Table 2.
Foam Sled to Coating
Sample A Sample B
Specimen Kinetic Static Specimen Kinetic Static
# COF COF # COF COF
1 .5822 1.1260 1 .9147 .9412
2 .5928 1.0610 2 .8565 , 1.0200
3 .5765 .9278 3 .9081 1.0520
4 .5975 1.2120 4 .8948 .9364
5 .5988 1.0920 5 .8865 .9852

Mean .5896 1.0840 Mean .8921 .9871
Std Dev. .0098 .10370 Std Dev. .0228 .0500

Table 3
Coatin Sled to Coatin


Table 4
Glass Sled to Coatin


EXAMPLE 3
An additional series of tests were performed using the same samples as described in Example 2 above, using ASTM 4946-89, Blocking of Architectural coatings. Here, the samples were cut into 3.8cm X 3.8cm specimens and placed coating face to coating face into an oven at 50° C. A 1-Kg weight was placed atop of each sample for the period of 30 minutes, removed and equilibrated at room temperature for an additional 30 minutes, and pulled apart. The degree of tack was evaluated and assigned a numerical value using the Scale as set forth in Table 3.

Table 5 - Blocking Scale



The degree of tack or blocking of these samples is reported in Table 6, below.
Table 6 - Results

Sample A 4 Sample B

EXAMPLE 4
The last set of experiments were conducted on what has been described as Sample 2B and a third sample, Sample 4C comprising the same cotton fabric substrate that is completely coated with harder Noveon, Performax 3714 material. Specifically, the fabric substrate was first coated with a 14 oz/sq.yard coating weight layer of Performax 3714 material, and then again coated with an additional 2-1/2 of Performax 3714 material.
The samples were conditioned at 50% relative humidity / ambient temperature, and run to the specifications of the instrument, " Digital Handle-O-Meter" model #211-5, in both the machine and cross machine direction.
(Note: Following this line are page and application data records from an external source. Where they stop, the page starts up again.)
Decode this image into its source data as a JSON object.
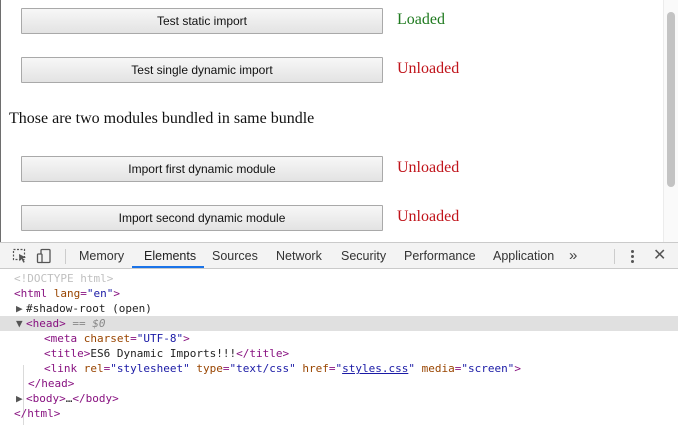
{
  "page": {
    "rows": [
      {
        "button": "Test static import",
        "status": "Loaded",
        "state": "loaded"
      },
      {
        "button": "Test single dynamic import",
        "status": "Unloaded",
        "state": "unloaded"
      },
      {
        "button": "Import first dynamic module",
        "status": "Unloaded",
        "state": "unloaded"
      },
      {
        "button": "Import second dynamic module",
        "status": "Unloaded",
        "state": "unloaded"
      }
    ],
    "paragraph": "Those are two modules bundled in same bundle"
  },
  "devtools": {
    "toolbar_icons": [
      "inspect-element-icon",
      "device-toolbar-icon"
    ],
    "tabs": [
      "Memory",
      "Elements",
      "Sources",
      "Network",
      "Security",
      "Performance",
      "Application"
    ],
    "active_tab": "Elements",
    "overflow": "»",
    "close": "✕",
    "dom": {
      "doctype": "<!DOCTYPE html>",
      "html_tag": "html",
      "html_lang_attr": "lang",
      "html_lang_value": "\"en\"",
      "shadow_root": "#shadow-root (open)",
      "head_tag": "head",
      "dollar_zero": "== $0",
      "meta_tag": "meta",
      "meta_attr": "charset",
      "meta_value": "\"UTF-8\"",
      "title_tag": "title",
      "title_text": "ES6 Dynamic Imports!!!",
      "link_tag": "link",
      "link_rel_attr": "rel",
      "link_rel_value": "\"stylesheet\"",
      "link_type_attr": "type",
      "link_type_value": "\"text/css\"",
      "link_href_attr": "href",
      "link_href_value": "styles.css",
      "link_media_attr": "media",
      "link_media_value": "\"screen\"",
      "body_tag": "body",
      "ellipsis": "…"
    }
  },
  "colors": {
    "loaded": "#1f7a1f",
    "unloaded": "#c0141b",
    "active_tab_underline": "#1a73e8",
    "tag": "#881280",
    "attr_name": "#994500",
    "attr_value": "#1a1aa6"
  }
}
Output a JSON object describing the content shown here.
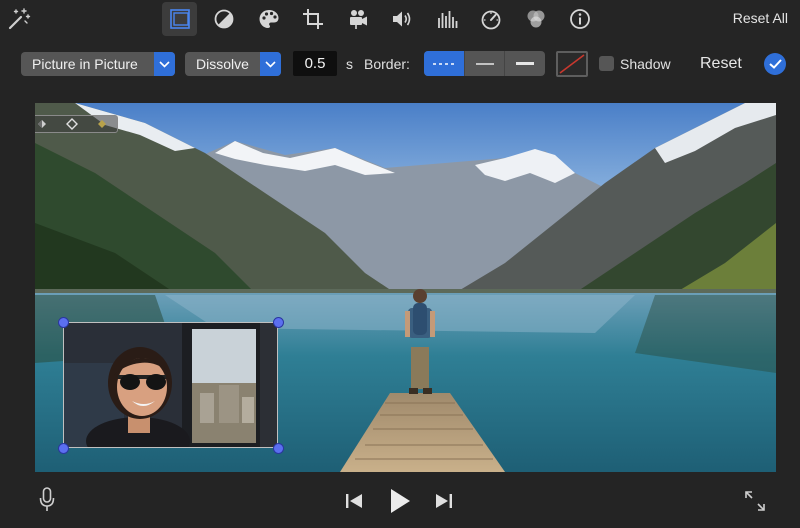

Results of this analysis are reported in Table 7.

Table 7


The data demonstrates that greater pliability (i.e. better "hand") was obtained in samples comprising a first tacky coating and a second non-blocking coating as compared to samples having only the second non-blocking coating at the same overall coating weight.
Preferably, textiles coated with a first tacky coating and a second non- blocking coating as presently described exhibit average Handle-o-meter data values that are less than 75% of the average Handle-o-meter data values exhibited by identical textiles having only non-blocking coatings at the same overall coating weight.
All percentages and ratios used herein are weight percentages and ratios unless otherwise indicated. All publications, patents and patent documents cited are fully incorporated by reference herein, as though individually incorporated by reference. Numerous characteristics and advantages of the invention meant to be described by this document have been set forth in the foregoing description. It is to be understood, however, that while particular forms or embodiments of the invention have been illustrated, various modifications, including modifications to shape, and arrangement of parts, and the like, can be made without departing from the spirit and scope of the invention.